Your goal: Where a picture appears, leave it out, and print the rest of the records as they are.
::::::::
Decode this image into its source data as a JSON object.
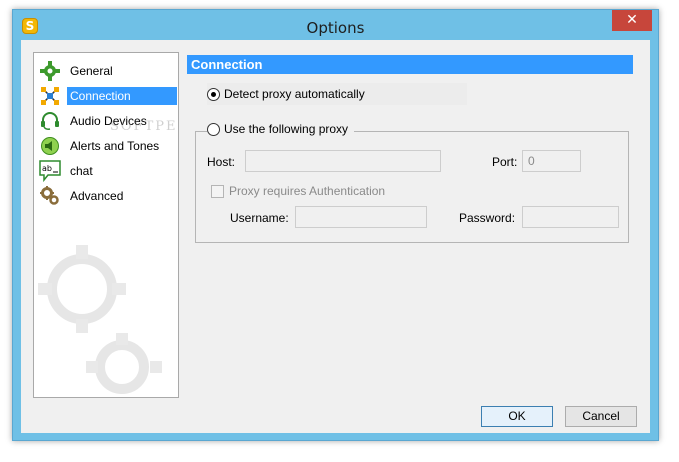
{
  "window": {
    "title": "Options",
    "app_icon_letter": "S",
    "close_glyph": "✕"
  },
  "sidebar": {
    "items": [
      {
        "label": "General",
        "icon": "gear-icon"
      },
      {
        "label": "Connection",
        "icon": "network-icon",
        "selected": true
      },
      {
        "label": "Audio Devices",
        "icon": "headset-icon"
      },
      {
        "label": "Alerts and Tones",
        "icon": "speaker-icon"
      },
      {
        "label": "chat",
        "icon": "chat-icon"
      },
      {
        "label": "Advanced",
        "icon": "gears-icon"
      }
    ],
    "watermark": "SOFTPEDIA"
  },
  "connection": {
    "header": "Connection",
    "detect_proxy_label": "Detect proxy automatically",
    "detect_proxy_checked": true,
    "use_proxy_label": "Use the following proxy",
    "use_proxy_checked": false,
    "host_label": "Host:",
    "host_value": "",
    "port_label": "Port:",
    "port_value": "0",
    "auth_label": "Proxy requires Authentication",
    "auth_checked": false,
    "username_label": "Username:",
    "username_value": "",
    "password_label": "Password:",
    "password_value": ""
  },
  "buttons": {
    "ok": "OK",
    "cancel": "Cancel"
  },
  "colors": {
    "selection": "#3399ff",
    "window_frame": "#6fc0e6",
    "close_button": "#c7463b"
  }
}
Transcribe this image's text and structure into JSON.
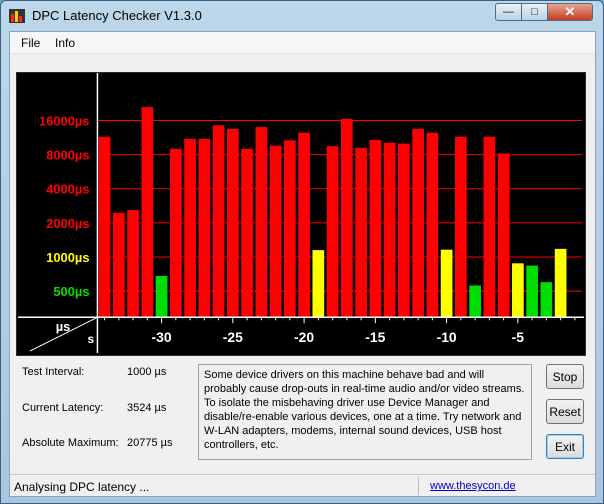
{
  "window": {
    "title": "DPC Latency Checker V1.3.0"
  },
  "menu": {
    "file": "File",
    "info": "Info"
  },
  "chart_data": {
    "type": "bar",
    "ytick_labels": [
      {
        "label": "16000µs",
        "color": "#ff0000"
      },
      {
        "label": "8000µs",
        "color": "#ff0000"
      },
      {
        "label": "4000µs",
        "color": "#ff0000"
      },
      {
        "label": "2000µs",
        "color": "#ff0000"
      },
      {
        "label": "1000µs",
        "color": "#ffff00"
      },
      {
        "label": "500µs",
        "color": "#00e000"
      }
    ],
    "ytick_values": [
      16000,
      8000,
      4000,
      2000,
      1000,
      500
    ],
    "xtick_labels": [
      "-30",
      "-25",
      "-20",
      "-15",
      "-10",
      "-5"
    ],
    "xtick_values": [
      -30,
      -25,
      -20,
      -15,
      -10,
      -5
    ],
    "xlim": [
      -34.5,
      -0.5
    ],
    "ylim_log2": [
      8.2,
      15.3
    ],
    "corner_labels": {
      "y_unit": "µs",
      "x_unit": "s"
    },
    "colors": {
      "red": "#ff0000",
      "yellow": "#ffff00",
      "green": "#00dd00",
      "grid": "#ff0000",
      "background": "#000000"
    },
    "bars": [
      {
        "x": -34,
        "y": 11500,
        "color": "red"
      },
      {
        "x": -33,
        "y": 2450,
        "color": "red"
      },
      {
        "x": -32,
        "y": 2600,
        "color": "red"
      },
      {
        "x": -31,
        "y": 21000,
        "color": "red"
      },
      {
        "x": -30,
        "y": 680,
        "color": "green"
      },
      {
        "x": -29,
        "y": 9000,
        "color": "red"
      },
      {
        "x": -28,
        "y": 11000,
        "color": "red"
      },
      {
        "x": -27,
        "y": 11000,
        "color": "red"
      },
      {
        "x": -26,
        "y": 14500,
        "color": "red"
      },
      {
        "x": -25,
        "y": 13500,
        "color": "red"
      },
      {
        "x": -24,
        "y": 9000,
        "color": "red"
      },
      {
        "x": -23,
        "y": 14000,
        "color": "red"
      },
      {
        "x": -22,
        "y": 9600,
        "color": "red"
      },
      {
        "x": -21,
        "y": 10700,
        "color": "red"
      },
      {
        "x": -20,
        "y": 12500,
        "color": "red"
      },
      {
        "x": -19,
        "y": 1150,
        "color": "yellow"
      },
      {
        "x": -18,
        "y": 9500,
        "color": "red"
      },
      {
        "x": -17,
        "y": 16500,
        "color": "red"
      },
      {
        "x": -16,
        "y": 9200,
        "color": "red"
      },
      {
        "x": -15,
        "y": 10800,
        "color": "red"
      },
      {
        "x": -14,
        "y": 10200,
        "color": "red"
      },
      {
        "x": -13,
        "y": 10000,
        "color": "red"
      },
      {
        "x": -12,
        "y": 13500,
        "color": "red"
      },
      {
        "x": -11,
        "y": 12500,
        "color": "red"
      },
      {
        "x": -10,
        "y": 1160,
        "color": "yellow"
      },
      {
        "x": -9,
        "y": 11500,
        "color": "red"
      },
      {
        "x": -8,
        "y": 560,
        "color": "green"
      },
      {
        "x": -7,
        "y": 11500,
        "color": "red"
      },
      {
        "x": -6,
        "y": 8200,
        "color": "red"
      },
      {
        "x": -5,
        "y": 880,
        "color": "yellow"
      },
      {
        "x": -4,
        "y": 840,
        "color": "green"
      },
      {
        "x": -3,
        "y": 600,
        "color": "green"
      },
      {
        "x": -2,
        "y": 1180,
        "color": "yellow"
      }
    ]
  },
  "info": {
    "test_interval_label": "Test Interval:",
    "test_interval_value": "1000 µs",
    "current_latency_label": "Current Latency:",
    "current_latency_value": "3524 µs",
    "absolute_maximum_label": "Absolute Maximum:",
    "absolute_maximum_value": "20775 µs"
  },
  "message": "Some device drivers on this machine behave bad and will probably cause drop-outs in real-time audio and/or video streams. To isolate the misbehaving driver use Device Manager and disable/re-enable various devices, one at a time. Try network and W-LAN adapters, modems, internal sound devices, USB host controllers, etc.",
  "buttons": {
    "stop": "Stop",
    "reset": "Reset",
    "exit": "Exit"
  },
  "status": {
    "text": "Analysing DPC latency ...",
    "link": "www.thesycon.de"
  }
}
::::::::
Your solution:
Decode this image into its source data as a JSON object.
{
  "window": {
    "title": "Options",
    "app_icon_letter": "S",
    "close_glyph": "✕"
  },
  "sidebar": {
    "items": [
      {
        "label": "General",
        "icon": "gear-icon"
      },
      {
        "label": "Connection",
        "icon": "network-icon",
        "selected": true
      },
      {
        "label": "Audio Devices",
        "icon": "headset-icon"
      },
      {
        "label": "Alerts and Tones",
        "icon": "speaker-icon"
      },
      {
        "label": "chat",
        "icon": "chat-icon"
      },
      {
        "label": "Advanced",
        "icon": "gears-icon"
      }
    ],
    "watermark": "SOFTPEDIA"
  },
  "connection": {
    "header": "Connection",
    "detect_proxy_label": "Detect proxy automatically",
    "detect_proxy_checked": true,
    "use_proxy_label": "Use the following proxy",
    "use_proxy_checked": false,
    "host_label": "Host:",
    "host_value": "",
    "port_label": "Port:",
    "port_value": "0",
    "auth_label": "Proxy requires Authentication",
    "auth_checked": false,
    "username_label": "Username:",
    "username_value": "",
    "password_label": "Password:",
    "password_value": ""
  },
  "buttons": {
    "ok": "OK",
    "cancel": "Cancel"
  },
  "colors": {
    "selection": "#3399ff",
    "window_frame": "#6fc0e6",
    "close_button": "#c7463b"
  }
}
Transcribe this image's text and structure into JSON.
{
  "window": {
    "title": "DPC Latency Checker V1.3.0"
  },
  "menu": {
    "file": "File",
    "info": "Info"
  },
  "chart_data": {
    "type": "bar",
    "ytick_labels": [
      {
        "label": "16000µs",
        "color": "#ff0000"
      },
      {
        "label": "8000µs",
        "color": "#ff0000"
      },
      {
        "label": "4000µs",
        "color": "#ff0000"
      },
      {
        "label": "2000µs",
        "color": "#ff0000"
      },
      {
        "label": "1000µs",
        "color": "#ffff00"
      },
      {
        "label": "500µs",
        "color": "#00e000"
      }
    ],
    "ytick_values": [
      16000,
      8000,
      4000,
      2000,
      1000,
      500
    ],
    "xtick_labels": [
      "-30",
      "-25",
      "-20",
      "-15",
      "-10",
      "-5"
    ],
    "xtick_values": [
      -30,
      -25,
      -20,
      -15,
      -10,
      -5
    ],
    "xlim": [
      -34.5,
      -0.5
    ],
    "ylim_log2": [
      8.2,
      15.3
    ],
    "corner_labels": {
      "y_unit": "µs",
      "x_unit": "s"
    },
    "colors": {
      "red": "#ff0000",
      "yellow": "#ffff00",
      "green": "#00dd00",
      "grid": "#ff0000",
      "background": "#000000"
    },
    "bars": [
      {
        "x": -34,
        "y": 11500,
        "color": "red"
      },
      {
        "x": -33,
        "y": 2450,
        "color": "red"
      },
      {
        "x": -32,
        "y": 2600,
        "color": "red"
      },
      {
        "x": -31,
        "y": 21000,
        "color": "red"
      },
      {
        "x": -30,
        "y": 680,
        "color": "green"
      },
      {
        "x": -29,
        "y": 9000,
        "color": "red"
      },
      {
        "x": -28,
        "y": 11000,
        "color": "red"
      },
      {
        "x": -27,
        "y": 11000,
        "color": "red"
      },
      {
        "x": -26,
        "y": 14500,
        "color": "red"
      },
      {
        "x": -25,
        "y": 13500,
        "color": "red"
      },
      {
        "x": -24,
        "y": 9000,
        "color": "red"
      },
      {
        "x": -23,
        "y": 14000,
        "color": "red"
      },
      {
        "x": -22,
        "y": 9600,
        "color": "red"
      },
      {
        "x": -21,
        "y": 10700,
        "color": "red"
      },
      {
        "x": -20,
        "y": 12500,
        "color": "red"
      },
      {
        "x": -19,
        "y": 1150,
        "color": "yellow"
      },
      {
        "x": -18,
        "y": 9500,
        "color": "red"
      },
      {
        "x": -17,
        "y": 16500,
        "color": "red"
      },
      {
        "x": -16,
        "y": 9200,
        "color": "red"
      },
      {
        "x": -15,
        "y": 10800,
        "color": "red"
      },
      {
        "x": -14,
        "y": 10200,
        "color": "red"
      },
      {
        "x": -13,
        "y": 10000,
        "color": "red"
      },
      {
        "x": -12,
        "y": 13500,
        "color": "red"
      },
      {
        "x": -11,
        "y": 12500,
        "color": "red"
      },
      {
        "x": -10,
        "y": 1160,
        "color": "yellow"
      },
      {
        "x": -9,
        "y": 11500,
        "color": "red"
      },
      {
        "x": -8,
        "y": 560,
        "color": "green"
      },
      {
        "x": -7,
        "y": 11500,
        "color": "red"
      },
      {
        "x": -6,
        "y": 8200,
        "color": "red"
      },
      {
        "x": -5,
        "y": 880,
        "color": "yellow"
      },
      {
        "x": -4,
        "y": 840,
        "color": "green"
      },
      {
        "x": -3,
        "y": 600,
        "color": "green"
      },
      {
        "x": -2,
        "y": 1180,
        "color": "yellow"
      }
    ]
  },
  "info": {
    "test_interval_label": "Test Interval:",
    "test_interval_value": "1000 µs",
    "current_latency_label": "Current Latency:",
    "current_latency_value": "3524 µs",
    "absolute_maximum_label": "Absolute Maximum:",
    "absolute_maximum_value": "20775 µs"
  },
  "message": "Some device drivers on this machine behave bad and will probably cause drop-outs in real-time audio and/or video streams. To isolate the misbehaving driver use Device Manager and disable/re-enable various devices, one at a time. Try network and W-LAN adapters, modems, internal sound devices, USB host controllers, etc.",
  "buttons": {
    "stop": "Stop",
    "reset": "Reset",
    "exit": "Exit"
  },
  "status": {
    "text": "Analysing DPC latency ...",
    "link": "www.thesycon.de"
  }
}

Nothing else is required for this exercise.